Okay, okay, so what is a ||= b equivalent to? Is there a way to express this in Ruby?

Well, assuming that I'm not overlooking anything, I believe a ||= b is functionally equivalent to... (drumroll)

begin
  a = nil if false
  a || a = b
end

Hold on! Isn't that just the first example with a noop before it? Well, not quite. Remember how I said before that a ||= b is only not equivalent to a || a = b when a is an undefined local variable? Well, a = nil if false ensures that a is never undefined, even though that line is never executed. Local variables in Ruby are lexically scoped.

upvote
  flag
So your extended third example: (a=b unless a) or a – vol7ron
upvote
  flag
@vol7ron That has a similar problem as #2. If a is a method, it will be called twice instead of once (if it returns a truthy value the first time). That could cause behaviors to differ if, for example, a takes a long time to return or has side effects. – Ajedi32
upvote
  flag
Also, first sentence, shouldn't it say assign b to a, doesn't the rhs still assign to the lhs, or in other words, doesn't the lhs still set its value to the rhs? – vol7ron
1 upvote
  flag
@vol7ron Fixed. Is that more clear? – Ajedi32
upvote
  flag
Best a ||= b answer I've found on the Internet. Thanks. – Eric Duminil
irb(main):001:0> a = 1
=> 1
irb(main):002:0> a ||= 2
=> 1

Because a was already set to 1

irb(main):003:0> a = nil
=> nil
irb(main):004:0> a ||= 2
=> 2

Because a was nil

upvote
  flag
What is the answered date here. Why it is not showing year? – Shiv
upvote
  flag
@Shiv: It's magic. – fuzz

Please also remember that ||= isn't an atomic operation and so, it isn't thread safe. As rule of thumb, don't use it for class methods.

unless x x = y end

unless x has a value (it's not nil or false), set it equal to y

is equivalent to

x ||= y

Basically,


x ||= y means

if x has any value leave it alone and do not change the value, otherwise set x to y.

as a common misconception a||=b is not equivalent to a = a||b but it is but it behaves like a || a = b

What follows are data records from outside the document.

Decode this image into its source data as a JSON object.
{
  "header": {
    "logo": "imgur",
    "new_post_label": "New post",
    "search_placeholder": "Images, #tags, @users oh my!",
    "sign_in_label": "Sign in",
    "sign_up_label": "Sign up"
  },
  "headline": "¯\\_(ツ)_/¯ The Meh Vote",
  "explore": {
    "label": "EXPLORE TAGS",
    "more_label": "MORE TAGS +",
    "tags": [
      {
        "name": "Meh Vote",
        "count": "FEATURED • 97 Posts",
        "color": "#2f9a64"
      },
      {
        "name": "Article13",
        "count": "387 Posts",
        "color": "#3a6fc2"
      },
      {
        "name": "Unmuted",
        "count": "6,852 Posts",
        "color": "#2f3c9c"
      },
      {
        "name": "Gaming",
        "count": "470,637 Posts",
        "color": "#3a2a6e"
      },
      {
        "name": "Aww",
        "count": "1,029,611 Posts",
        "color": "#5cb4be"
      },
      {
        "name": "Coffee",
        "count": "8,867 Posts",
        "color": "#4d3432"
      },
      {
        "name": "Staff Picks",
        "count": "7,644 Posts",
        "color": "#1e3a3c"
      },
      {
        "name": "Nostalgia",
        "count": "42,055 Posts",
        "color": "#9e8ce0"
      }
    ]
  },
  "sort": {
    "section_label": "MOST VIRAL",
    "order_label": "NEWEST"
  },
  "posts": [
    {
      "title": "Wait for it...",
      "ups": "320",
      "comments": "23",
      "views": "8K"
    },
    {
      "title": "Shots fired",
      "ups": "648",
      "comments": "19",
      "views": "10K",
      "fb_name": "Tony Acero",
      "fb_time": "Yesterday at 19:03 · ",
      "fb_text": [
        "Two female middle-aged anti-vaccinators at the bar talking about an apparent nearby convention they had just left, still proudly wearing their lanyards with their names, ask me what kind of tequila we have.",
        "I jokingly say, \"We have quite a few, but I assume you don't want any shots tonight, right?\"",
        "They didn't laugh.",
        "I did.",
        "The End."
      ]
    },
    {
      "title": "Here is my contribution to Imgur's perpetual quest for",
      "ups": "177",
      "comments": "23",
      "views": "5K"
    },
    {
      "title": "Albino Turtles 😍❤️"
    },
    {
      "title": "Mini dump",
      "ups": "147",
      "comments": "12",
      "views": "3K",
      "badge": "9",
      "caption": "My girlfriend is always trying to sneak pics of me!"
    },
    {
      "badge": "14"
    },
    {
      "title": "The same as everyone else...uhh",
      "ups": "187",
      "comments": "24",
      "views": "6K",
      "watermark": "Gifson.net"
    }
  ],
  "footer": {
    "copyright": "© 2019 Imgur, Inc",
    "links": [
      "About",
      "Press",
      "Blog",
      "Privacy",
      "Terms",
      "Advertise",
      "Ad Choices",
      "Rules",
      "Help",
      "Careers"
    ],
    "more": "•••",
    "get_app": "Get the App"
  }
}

But here comes a tricky case

If a is not defined, a || a = 42 raises NameError, while a ||= 42 returns 42. So, they don't seem to be equivalent expressions.

b = 5
a ||= b

This translates to:

a = a || b

which will be

a = nil || 5

so finally

a = 5

Now if you call this again:

a ||= b
a = a || b
a = 5 || 5
a = 5

b = 6

Now if you call this again:

a ||= b
a = a || b
a = 5 || 6
a = 5 

If you observe, b value will not be assigned to a. a will still have 5.

Its a Memoization Pattern that is being used in Ruby to speed up accessors.

def users
  @users ||= User.all
end

This basically translates to:

@users = @users || User.all

So you will make a call to database for the first time you call this method.

Future calls to this method will just return the value of @users instance variable.

||= is called a conditional assignment operator.

It basically works as = but with the exception that if a variable has already been assigned it will do nothing.

First example:

x ||= 10

Second example:

x = 20
x ||= 10

In the first example x is now equal to 10. However, in the second example x is already defined as 20. So the conditional operator has no effect. x is still 20 after running x ||= 10.

Not the answer you're looking for? Browse other questions tagged or ask your own question.